MANHATTAN (CN) — In a blockbuster appeal late last year, attorneys for Silk Road founder Ross Ulbricht prompted New York’s Second Circuit to question the justice of sending a young man to die behind bars because he created an underground narcotics website.
That sympathy dried up Wednesday, however, as the three-judge panel upheld life imprisonment for the man behind the deep-web drug bazaar.
Toward the end of a mammoth 139-page ruling, U.S. Circuit Judge Gerard Lynch emphasized that he and his colleagues appreciated the gravity of their decision.
“We do not reach our conclusion lightly,” Lynch wrote on behalf of the unanimous panel. “A life sentence is the second most severe penalty that may be imposed in the federal criminal justice system.”
For Ulbricht’s supporters, however, the sentence is symbolic of prosecutorial overreach in the digital war on drugs and a doomed government effort to control an online trade that defies restraint.
Two years and two days ago, U.S. District Judge Katherine Forrest cast Ulbricht as a pioneering criminal for using encryption technologies to facilitate illicit bitcoin transactions, in a billion-dollar website likened to the eBay of the drug trade.
"What you did was unprecedented, and in breaking that ground as the first person, you sit here as the defendant now having to pay the consequences for that,” Forrest said at a three-hour sentencing hearing on May 29, 2015.
Before imposing the heaviest sentence available, Forrest heard from family members of addicts who overdosed on drugs bought on Silk Road, and spoke candidly about her own qualms about causing pain to Ulbricht’s family.
The judge had been especially outraged by evidence presented at trial that Ulbricht hired hit men to kill five men who posed a threat to his business. Police never found proof that anybody died as the result of a murder-for-hire, and Ulbricht’s defenders note that he was never charged with this crime.
But for Forrest, prosecutors supplied ample evidence of Ulbricht’s intent to kill, showing the jury journal entries, chat logs and bitcoin transfers to would-be assassins.
Poring over what it called an “extraordinarily detailed sentencing transcript,” Judge Lynch said Friday that Ulbricht’s sentencing judge clearly appreciated the importance of her decision “and carried out that responsibility with care and prudence.”

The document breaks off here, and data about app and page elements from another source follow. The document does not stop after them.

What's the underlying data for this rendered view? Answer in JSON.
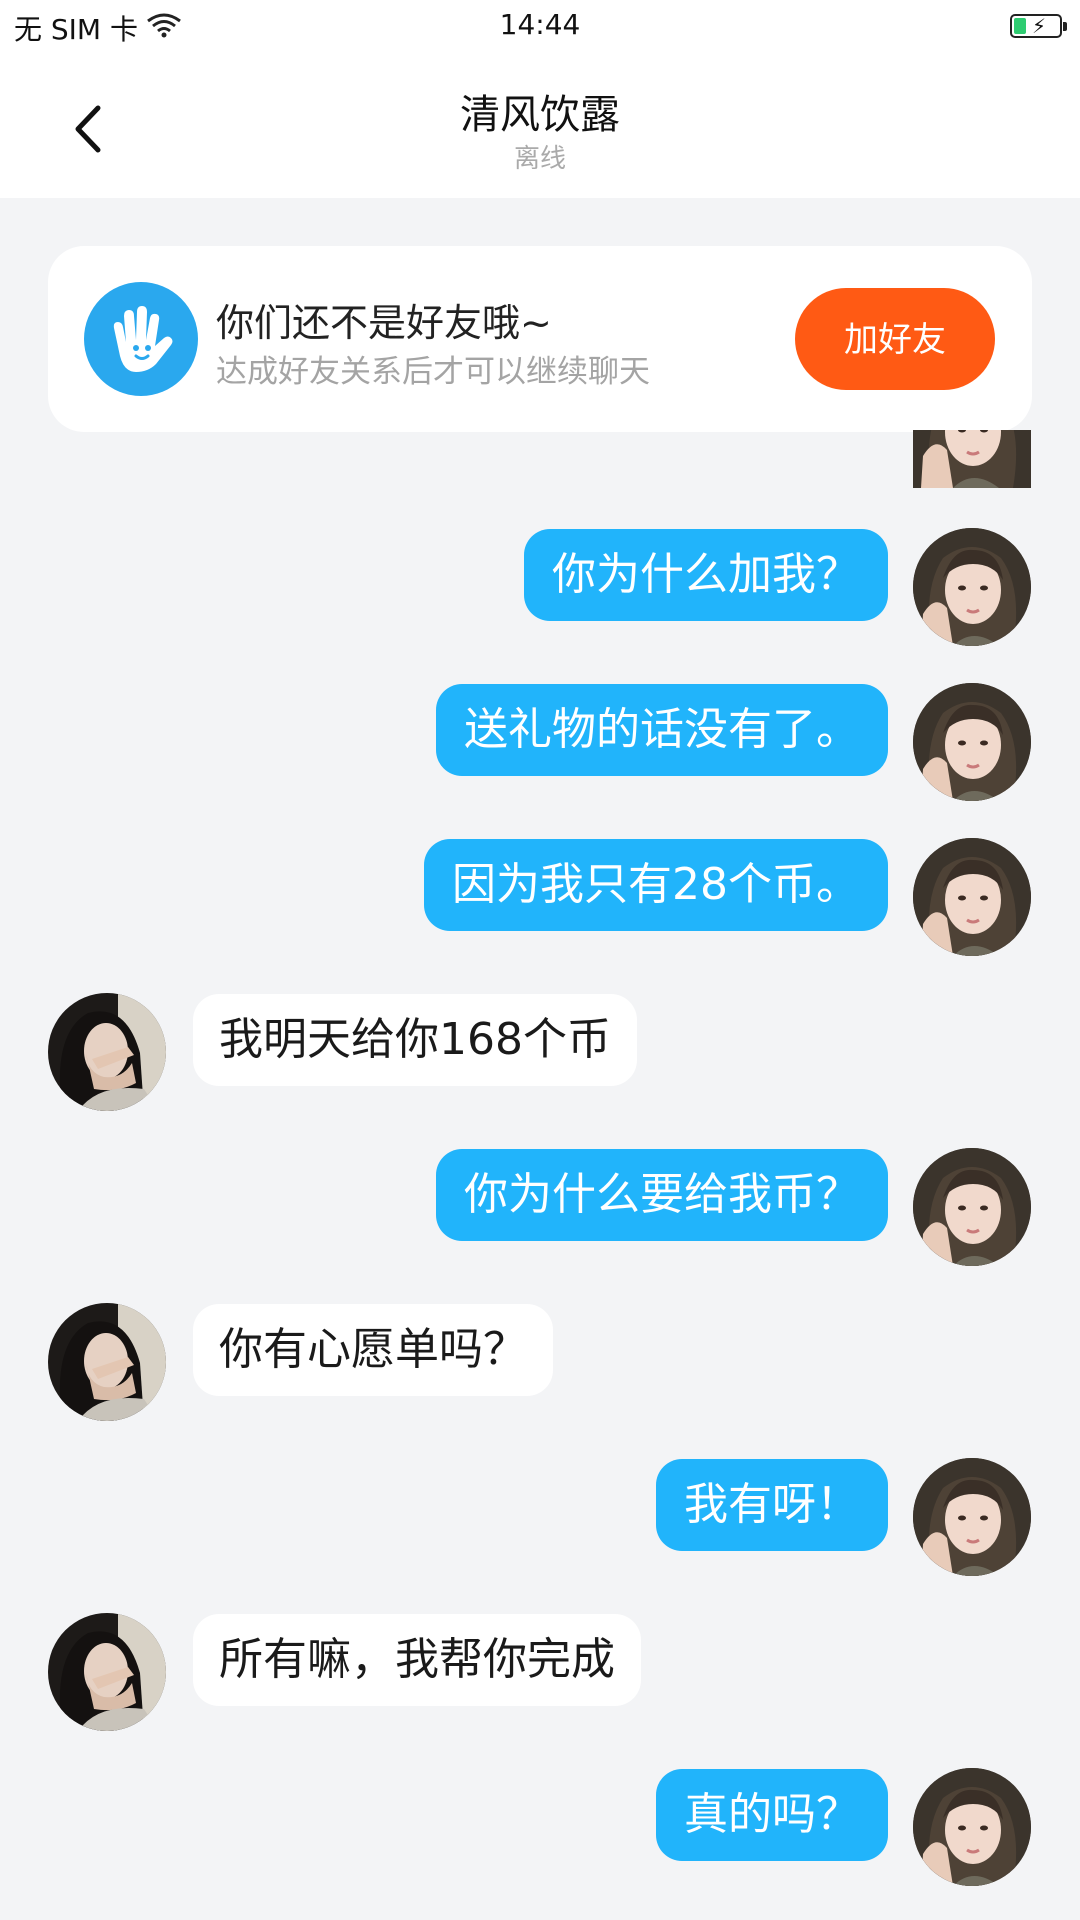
{
  "status_bar": {
    "carrier": "无 SIM 卡",
    "time": "14:44",
    "wifi_icon": "wifi-icon",
    "battery_icon": "battery-charging-icon",
    "battery_color": "#2ecc71"
  },
  "header": {
    "back_icon": "chevron-left-icon",
    "title": "清风饮露",
    "subtitle": "离线"
  },
  "friend_banner": {
    "icon": "hand-wave-icon",
    "title": "你们还不是好友哦~",
    "subtitle": "达成好友关系后才可以继续聊天",
    "button_label": "加好友",
    "button_color": "#ff5a14"
  },
  "colors": {
    "outgoing_bubble": "#21b4fb",
    "incoming_bubble": "#ffffff",
    "background": "#f3f4f6"
  },
  "messages": [
    {
      "side": "out",
      "text": "你为什么加我？"
    },
    {
      "side": "out",
      "text": "送礼物的话没有了。"
    },
    {
      "side": "out",
      "text": "因为我只有28个币。"
    },
    {
      "side": "in",
      "text": "我明天给你168个币"
    },
    {
      "side": "out",
      "text": "你为什么要给我币？"
    },
    {
      "side": "in",
      "text": "你有心愿单吗？"
    },
    {
      "side": "out",
      "text": "我有呀！"
    },
    {
      "side": "in",
      "text": "所有嘛，我帮你完成"
    },
    {
      "side": "out",
      "text": "真的吗？"
    }
  ]
}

Joining Lynch on the appellate panel were U.S. Circuit Judges Jon Newman and Christopher Droney. At oral arguments in October, the latter had seemed uneasy by Ulbricht’s life sentence.